Lloyd, Sir John E., (Ed.). 2 vols., Cardiff, London Carmarthenshire Society (1935, 1939).
With the kind permission of the publishers sundry extracts from this book have been extracted by Gareth Hicks onto some parish pages, these snippets below are in random order.
Here is a list of the book's contents and contributors.
"It was a period of church building and extension, every church in the county of Carmarthen has been restored......new parishes have been created........ [including] Llanfair ar y Bryn...."
"The Indulgences of 1687 and 1688, for all their cunning words and ambigious policy, had opened doors that were never to be closed again. The Dissenters of the county reacted to this new world in a wonderfully dramatic manner; five of its preachers were ordained in 1688 ...........[including] Rhys Prytherch at Llanfair ar y Bryn"
"A more innocuous body of Baptists had begun to make their way in the north-eastern angle of the county, along the old road from Llywel to Llandovery, into the parishes of Cilycwm and Llanfair ar y Bryn. "
The Older Dissent --- Expansion and Organisation.
"In the C18th as now, there were collections......... Charity knew no denominational bounds ; ' a poor member of the Baptist Church of Christ ...at Llanverbrin' is assisted by the Capel Isaac folk in 1736. "
The Census of 1676
"Equally cogent evidence tells of Quakers at Cilycwm, of free Baptists consorting with Independents at Llanfair ar y Bryn, with the learned and saintly Rhys Prytherch as their pastor..."
The Gouge Movement
There is a statement that in 1675 there were in Carmarthenshire a total number of pupils of 266 getting some schooling, not just via the Welsh Trust of Gouge and his friends though, a breakdown shows the number in Llanfair ar y Bryn as 26.
William Williams Pantycelyn is buried in the churchyard at Llanfair ar y Bryn.
In early medieval terms Carmarthenshire was made up of
Ystrad Tywi [without Gower], Emlyn Uch Cuch and Y Cantref Gwarthaf[without Efelffre]. At some point pre the Norman conquest Ystrad Tywi itself was divided into Y Cantref Mawr and
Y Cantref Bychan.
About the time of the Norman conquest, Cantref Bychan was divided into three commotes, Hirfryn, Perfedd and Is Cennen.
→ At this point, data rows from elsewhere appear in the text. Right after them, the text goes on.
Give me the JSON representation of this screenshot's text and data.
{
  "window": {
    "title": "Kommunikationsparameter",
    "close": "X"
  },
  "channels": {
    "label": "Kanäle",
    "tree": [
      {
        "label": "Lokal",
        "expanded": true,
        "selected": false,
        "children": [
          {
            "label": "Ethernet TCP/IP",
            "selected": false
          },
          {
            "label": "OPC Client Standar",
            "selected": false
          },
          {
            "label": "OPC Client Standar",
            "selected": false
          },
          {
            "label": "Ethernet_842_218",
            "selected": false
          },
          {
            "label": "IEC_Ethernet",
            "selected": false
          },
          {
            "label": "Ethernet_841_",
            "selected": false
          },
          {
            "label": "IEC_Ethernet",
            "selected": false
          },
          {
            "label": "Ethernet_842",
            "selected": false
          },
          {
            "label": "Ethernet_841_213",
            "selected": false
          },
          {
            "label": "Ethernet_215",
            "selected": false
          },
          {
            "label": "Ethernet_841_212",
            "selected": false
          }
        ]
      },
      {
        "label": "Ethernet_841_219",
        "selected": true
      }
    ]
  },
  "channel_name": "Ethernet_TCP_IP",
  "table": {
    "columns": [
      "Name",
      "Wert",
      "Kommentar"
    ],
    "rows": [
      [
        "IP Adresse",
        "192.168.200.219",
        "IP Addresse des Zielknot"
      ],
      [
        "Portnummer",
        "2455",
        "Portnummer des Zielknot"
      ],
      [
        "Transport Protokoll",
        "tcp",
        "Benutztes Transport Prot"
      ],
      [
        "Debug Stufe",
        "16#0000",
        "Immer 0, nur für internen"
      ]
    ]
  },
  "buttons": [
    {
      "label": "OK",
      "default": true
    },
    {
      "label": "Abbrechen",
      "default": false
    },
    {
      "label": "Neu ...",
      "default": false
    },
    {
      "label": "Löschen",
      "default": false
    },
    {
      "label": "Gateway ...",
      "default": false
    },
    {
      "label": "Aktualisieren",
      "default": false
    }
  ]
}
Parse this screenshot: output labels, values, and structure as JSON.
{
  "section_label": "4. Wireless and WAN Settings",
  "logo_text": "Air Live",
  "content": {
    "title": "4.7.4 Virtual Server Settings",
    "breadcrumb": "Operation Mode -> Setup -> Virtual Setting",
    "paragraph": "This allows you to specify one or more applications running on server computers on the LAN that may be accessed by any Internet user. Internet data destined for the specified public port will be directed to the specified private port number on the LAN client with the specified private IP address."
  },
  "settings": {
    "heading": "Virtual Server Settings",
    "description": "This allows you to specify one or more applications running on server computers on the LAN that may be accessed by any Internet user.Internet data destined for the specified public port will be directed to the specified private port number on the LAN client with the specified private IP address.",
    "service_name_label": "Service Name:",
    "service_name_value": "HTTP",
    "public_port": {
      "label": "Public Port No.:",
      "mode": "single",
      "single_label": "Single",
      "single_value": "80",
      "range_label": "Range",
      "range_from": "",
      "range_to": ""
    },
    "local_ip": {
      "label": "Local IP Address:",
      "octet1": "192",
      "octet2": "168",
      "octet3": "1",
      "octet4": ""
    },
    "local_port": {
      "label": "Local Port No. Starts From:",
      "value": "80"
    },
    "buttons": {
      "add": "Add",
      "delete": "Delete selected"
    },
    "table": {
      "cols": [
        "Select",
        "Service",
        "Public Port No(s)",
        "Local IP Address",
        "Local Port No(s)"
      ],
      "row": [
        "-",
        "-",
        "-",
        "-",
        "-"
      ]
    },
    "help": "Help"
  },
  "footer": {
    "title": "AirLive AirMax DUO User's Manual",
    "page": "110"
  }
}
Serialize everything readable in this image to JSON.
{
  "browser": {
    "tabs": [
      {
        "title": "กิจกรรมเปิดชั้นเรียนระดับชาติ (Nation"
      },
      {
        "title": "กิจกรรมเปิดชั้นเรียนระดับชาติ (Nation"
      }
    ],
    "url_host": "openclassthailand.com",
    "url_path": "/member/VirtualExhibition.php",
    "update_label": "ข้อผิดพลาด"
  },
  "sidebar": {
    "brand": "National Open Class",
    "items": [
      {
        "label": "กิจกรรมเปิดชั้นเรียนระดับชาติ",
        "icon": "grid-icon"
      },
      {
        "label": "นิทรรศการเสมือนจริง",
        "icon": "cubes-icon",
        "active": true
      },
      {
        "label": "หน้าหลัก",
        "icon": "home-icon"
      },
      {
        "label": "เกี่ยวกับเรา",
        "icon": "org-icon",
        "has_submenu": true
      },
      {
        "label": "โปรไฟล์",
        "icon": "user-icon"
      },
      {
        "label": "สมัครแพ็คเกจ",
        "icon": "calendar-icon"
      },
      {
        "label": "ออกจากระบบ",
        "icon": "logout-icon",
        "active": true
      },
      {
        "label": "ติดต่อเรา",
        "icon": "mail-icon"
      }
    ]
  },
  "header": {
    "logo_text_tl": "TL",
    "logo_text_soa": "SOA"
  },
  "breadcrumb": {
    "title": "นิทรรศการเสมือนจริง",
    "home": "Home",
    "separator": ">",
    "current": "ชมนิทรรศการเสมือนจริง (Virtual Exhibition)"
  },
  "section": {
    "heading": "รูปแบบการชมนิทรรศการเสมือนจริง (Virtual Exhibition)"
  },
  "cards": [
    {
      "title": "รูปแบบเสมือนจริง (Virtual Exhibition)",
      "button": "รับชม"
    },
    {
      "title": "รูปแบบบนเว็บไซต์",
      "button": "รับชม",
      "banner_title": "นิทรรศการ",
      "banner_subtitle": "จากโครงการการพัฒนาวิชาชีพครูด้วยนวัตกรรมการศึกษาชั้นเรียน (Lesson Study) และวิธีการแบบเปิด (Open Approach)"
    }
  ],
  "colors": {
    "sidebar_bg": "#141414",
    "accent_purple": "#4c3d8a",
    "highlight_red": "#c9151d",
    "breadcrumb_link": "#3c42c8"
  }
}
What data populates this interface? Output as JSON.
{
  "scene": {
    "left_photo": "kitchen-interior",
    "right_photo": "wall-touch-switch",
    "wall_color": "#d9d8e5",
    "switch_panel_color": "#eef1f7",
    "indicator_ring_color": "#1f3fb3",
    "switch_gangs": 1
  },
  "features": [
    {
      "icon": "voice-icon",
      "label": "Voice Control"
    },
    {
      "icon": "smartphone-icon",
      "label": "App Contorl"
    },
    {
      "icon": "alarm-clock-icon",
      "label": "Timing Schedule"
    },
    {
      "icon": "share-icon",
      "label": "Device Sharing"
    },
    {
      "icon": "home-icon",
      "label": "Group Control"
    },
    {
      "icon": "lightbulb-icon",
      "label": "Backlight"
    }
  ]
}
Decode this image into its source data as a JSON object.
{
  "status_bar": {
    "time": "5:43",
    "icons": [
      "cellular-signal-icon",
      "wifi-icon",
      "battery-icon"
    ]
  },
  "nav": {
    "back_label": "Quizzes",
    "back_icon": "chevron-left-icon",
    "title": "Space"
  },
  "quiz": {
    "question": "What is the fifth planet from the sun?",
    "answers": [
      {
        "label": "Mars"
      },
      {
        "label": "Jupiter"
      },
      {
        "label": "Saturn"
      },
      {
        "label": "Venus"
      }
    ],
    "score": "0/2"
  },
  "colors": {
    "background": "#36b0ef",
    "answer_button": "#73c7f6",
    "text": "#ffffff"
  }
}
Hirfryn covered the parishes of Llanfair ar y Bryn and Llandingad...."
"A considerable number of churches in the county are dedicated to St Michael...........Early dedications to the Virgin [Mary] are fewer in number, as in the case of Liber Landavensis; Llanfair ar y Bryn, Kidwelly and Eglwys Fair exhaust the number..."
"...........On the low ground between the church of Llanfair ar y Bryn and the Towy there was a field known as 'Cae'r Abbey'; it may be conjectured that this church of St Mary, which has some surviving features of the Norman period, may have been originally erected as the priory church (a cell of Great Malvern Abbey); it appears later as a chapel of Llandingad, the original Llanamddyfri....and both became the property of the chapter of St David's..."
Carmarthenshire in the New Stone Age
"The broad-butted group is well illustrated by an axe found in the parish of Llanfair-ar-y-Bryn in 1917 and now placed in the Carmarthen Museum..."
Middle and Late Bronze Age
The complete list of finds of metal objects incldes;
Military Sites and Roads
The fort at Llandovery............the castellum was strongly placed on a slight eminence, now crowned by the church of Llanfair-ar-y-Bryn, about half-a-mile to the north of Llandovery...."
"From the summit of the mountain (Trecastle) the road must have followed a sinuous course.........from Llanfair, modern roads and tracks seem to represent approximately the further course of the road north-westwards towards Cynwyl Gaeo ..."
List of Carmarthenshire Megaliths
Return to top of page
Find help, report problems, and contribute information.
[Gareth Hicks 9 June 2003]
Copyright © GENUKI and Contributors 1996